Records from a collection
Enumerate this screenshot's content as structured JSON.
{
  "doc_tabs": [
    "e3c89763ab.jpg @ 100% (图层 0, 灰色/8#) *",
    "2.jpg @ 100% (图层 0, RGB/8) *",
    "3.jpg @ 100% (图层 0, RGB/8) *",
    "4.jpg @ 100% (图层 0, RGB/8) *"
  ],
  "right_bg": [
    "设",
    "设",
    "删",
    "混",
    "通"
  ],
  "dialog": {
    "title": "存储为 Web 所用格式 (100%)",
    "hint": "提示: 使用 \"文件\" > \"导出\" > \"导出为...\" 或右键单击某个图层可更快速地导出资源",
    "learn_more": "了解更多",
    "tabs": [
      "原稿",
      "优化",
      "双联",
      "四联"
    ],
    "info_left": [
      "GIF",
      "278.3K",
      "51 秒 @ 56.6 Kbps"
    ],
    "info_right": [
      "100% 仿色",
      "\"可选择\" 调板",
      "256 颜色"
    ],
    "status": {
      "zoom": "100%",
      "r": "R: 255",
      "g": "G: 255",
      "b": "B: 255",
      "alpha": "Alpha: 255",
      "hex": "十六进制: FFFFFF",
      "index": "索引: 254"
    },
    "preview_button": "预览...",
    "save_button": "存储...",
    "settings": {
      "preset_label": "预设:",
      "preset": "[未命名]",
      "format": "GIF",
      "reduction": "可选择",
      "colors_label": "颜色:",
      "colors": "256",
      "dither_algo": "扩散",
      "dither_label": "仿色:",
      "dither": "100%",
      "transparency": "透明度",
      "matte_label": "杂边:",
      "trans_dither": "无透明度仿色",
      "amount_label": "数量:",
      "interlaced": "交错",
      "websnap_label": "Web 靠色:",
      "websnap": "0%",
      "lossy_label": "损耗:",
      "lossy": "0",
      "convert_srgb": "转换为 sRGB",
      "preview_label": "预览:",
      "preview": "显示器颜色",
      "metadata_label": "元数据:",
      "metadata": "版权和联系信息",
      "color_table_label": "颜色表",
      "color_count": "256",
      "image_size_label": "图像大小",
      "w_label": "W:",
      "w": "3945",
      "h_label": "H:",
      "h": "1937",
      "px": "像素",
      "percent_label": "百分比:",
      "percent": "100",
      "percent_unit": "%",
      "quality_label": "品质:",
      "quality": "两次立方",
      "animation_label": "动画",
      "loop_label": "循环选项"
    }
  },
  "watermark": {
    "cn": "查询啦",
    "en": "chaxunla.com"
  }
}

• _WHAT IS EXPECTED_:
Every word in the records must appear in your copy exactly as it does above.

• _YOUR SOLUTION_:
Enumerate this screenshot's content as structured JSON.
{
  "doc_tabs": [
    "e3c89763ab.jpg @ 100% (图层 0, 灰色/8#) *",
    "2.jpg @ 100% (图层 0, RGB/8) *",
    "3.jpg @ 100% (图层 0, RGB/8) *",
    "4.jpg @ 100% (图层 0, RGB/8) *"
  ],
  "right_bg": [
    "设",
    "设",
    "删",
    "混",
    "通"
  ],
  "dialog": {
    "title": "存储为 Web 所用格式 (100%)",
    "hint": "提示: 使用 \"文件\" > \"导出\" > \"导出为...\" 或右键单击某个图层可更快速地导出资源",
    "learn_more": "了解更多",
    "tabs": [
      "原稿",
      "优化",
      "双联",
      "四联"
    ],
    "info_left": [
      "GIF",
      "278.3K",
      "51 秒 @ 56.6 Kbps"
    ],
    "info_right": [
      "100% 仿色",
      "\"可选择\" 调板",
      "256 颜色"
    ],
    "status": {
      "zoom": "100%",
      "r": "R: 255",
      "g": "G: 255",
      "b": "B: 255",
      "alpha": "Alpha: 255",
      "hex": "十六进制: FFFFFF",
      "index": "索引: 254"
    },
    "preview_button": "预览...",
    "save_button": "存储...",
    "settings": {
      "preset_label": "预设:",
      "preset": "[未命名]",
      "format": "GIF",
      "reduction": "可选择",
      "colors_label": "颜色:",
      "colors": "256",
      "dither_algo": "扩散",
      "dither_label": "仿色:",
      "dither": "100%",
      "transparency": "透明度",
      "matte_label": "杂边:",
      "trans_dither": "无透明度仿色",
      "amount_label": "数量:",
      "interlaced": "交错",
      "websnap_label": "Web 靠色:",
      "websnap": "0%",
      "lossy_label": "损耗:",
      "lossy": "0",
      "convert_srgb": "转换为 sRGB",
      "preview_label": "预览:",
      "preview": "显示器颜色",
      "metadata_label": "元数据:",
      "metadata": "版权和联系信息",
      "color_table_label": "颜色表",
      "color_count": "256",
      "image_size_label": "图像大小",
      "w_label": "W:",
      "w": "3945",
      "h_label": "H:",
      "h": "1937",
      "px": "像素",
      "percent_label": "百分比:",
      "percent": "100",
      "percent_unit": "%",
      "quality_label": "品质:",
      "quality": "两次立方",
      "animation_label": "动画",
      "loop_label": "循环选项"
    }
  },
  "watermark": {
    "cn": "查询啦",
    "en": "chaxunla.com"
  }
}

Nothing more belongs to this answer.